**Task input:**
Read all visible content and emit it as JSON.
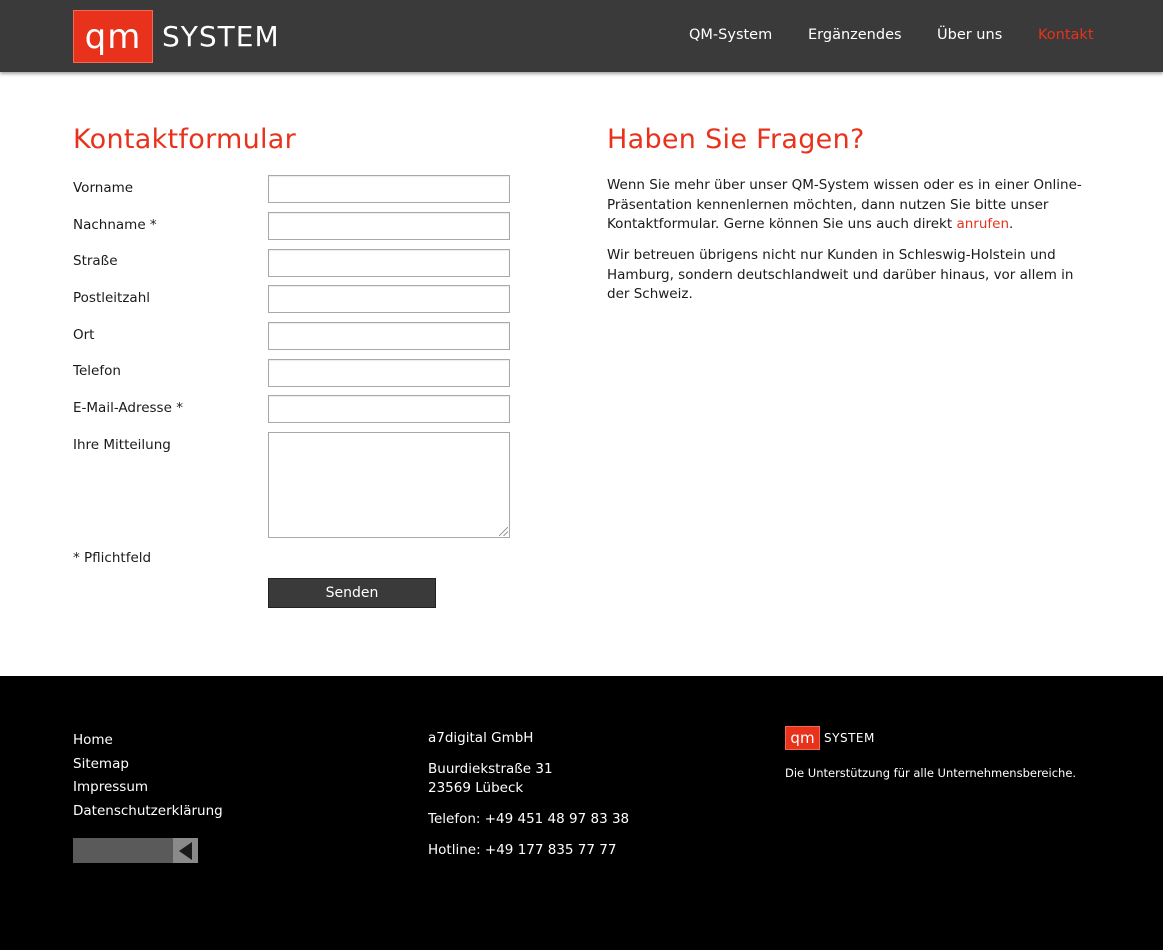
{
  "header": {
    "logo_mark": "qm",
    "logo_text": "SYSTEM",
    "nav": [
      "QM-System",
      "Ergänzendes",
      "Über uns",
      "Kontakt"
    ],
    "active_nav": "Kontakt"
  },
  "form": {
    "title": "Kontaktformular",
    "fields": [
      {
        "label": "Vorname",
        "value": ""
      },
      {
        "label": "Nachname *",
        "value": ""
      },
      {
        "label": "Straße",
        "value": ""
      },
      {
        "label": "Postleitzahl",
        "value": ""
      },
      {
        "label": "Ort",
        "value": ""
      },
      {
        "label": "Telefon",
        "value": ""
      },
      {
        "label": "E-Mail-Adresse *",
        "value": ""
      }
    ],
    "message_label": "Ihre Mitteilung",
    "message_value": "",
    "required_note": "* Pflichtfeld",
    "submit_label": "Senden"
  },
  "questions": {
    "title": "Haben Sie Fragen?",
    "paragraph1_text": "Wenn Sie mehr über unser QM-System wissen oder es in einer Online-Präsentation kennenlernen möchten, dann nutzen Sie bitte unser Kontaktformular. Gerne können Sie uns auch direkt ",
    "paragraph1_link": "anrufen",
    "paragraph1_end": ".",
    "paragraph2": "Wir betreuen übrigens nicht nur Kunden in Schleswig-Holstein und Hamburg, sondern deutschlandweit und darüber hinaus, vor allem in der Schweiz."
  },
  "footer": {
    "links": [
      "Home",
      "Sitemap",
      "Impressum",
      "Datenschutzerklärung"
    ],
    "company": "a7digital GmbH",
    "street": "Buurdiekstraße 31",
    "city": "23569 Lübeck",
    "phone": "Telefon: +49 451 48 97 83 38",
    "hotline": "Hotline: +49 177 835 77 77",
    "logo_mark": "qm",
    "logo_text": "SYSTEM",
    "tagline": "Die Unterstützung für alle Unternehmensbereiche."
  },
  "colors": {
    "accent": "#e8321b",
    "header_bg": "#3a3a3a",
    "footer_bg": "#000000"
  },
  "icons": [
    "scroll-left-icon"
  ]
}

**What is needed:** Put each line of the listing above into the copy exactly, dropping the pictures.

**The answer:**
Read all visible content and emit it as JSON.
{
  "header": {
    "logo_mark": "qm",
    "logo_text": "SYSTEM",
    "nav": [
      "QM-System",
      "Ergänzendes",
      "Über uns",
      "Kontakt"
    ],
    "active_nav": "Kontakt"
  },
  "form": {
    "title": "Kontaktformular",
    "fields": [
      {
        "label": "Vorname",
        "value": ""
      },
      {
        "label": "Nachname *",
        "value": ""
      },
      {
        "label": "Straße",
        "value": ""
      },
      {
        "label": "Postleitzahl",
        "value": ""
      },
      {
        "label": "Ort",
        "value": ""
      },
      {
        "label": "Telefon",
        "value": ""
      },
      {
        "label": "E-Mail-Adresse *",
        "value": ""
      }
    ],
    "message_label": "Ihre Mitteilung",
    "message_value": "",
    "required_note": "* Pflichtfeld",
    "submit_label": "Senden"
  },
  "questions": {
    "title": "Haben Sie Fragen?",
    "paragraph1_text": "Wenn Sie mehr über unser QM-System wissen oder es in einer Online-Präsentation kennenlernen möchten, dann nutzen Sie bitte unser Kontaktformular. Gerne können Sie uns auch direkt ",
    "paragraph1_link": "anrufen",
    "paragraph1_end": ".",
    "paragraph2": "Wir betreuen übrigens nicht nur Kunden in Schleswig-Holstein und Hamburg, sondern deutschlandweit und darüber hinaus, vor allem in der Schweiz."
  },
  "footer": {
    "links": [
      "Home",
      "Sitemap",
      "Impressum",
      "Datenschutzerklärung"
    ],
    "company": "a7digital GmbH",
    "street": "Buurdiekstraße 31",
    "city": "23569 Lübeck",
    "phone": "Telefon: +49 451 48 97 83 38",
    "hotline": "Hotline: +49 177 835 77 77",
    "logo_mark": "qm",
    "logo_text": "SYSTEM",
    "tagline": "Die Unterstützung für alle Unternehmensbereiche."
  },
  "colors": {
    "accent": "#e8321b",
    "header_bg": "#3a3a3a",
    "footer_bg": "#000000"
  },
  "icons": [
    "scroll-left-icon"
  ]
}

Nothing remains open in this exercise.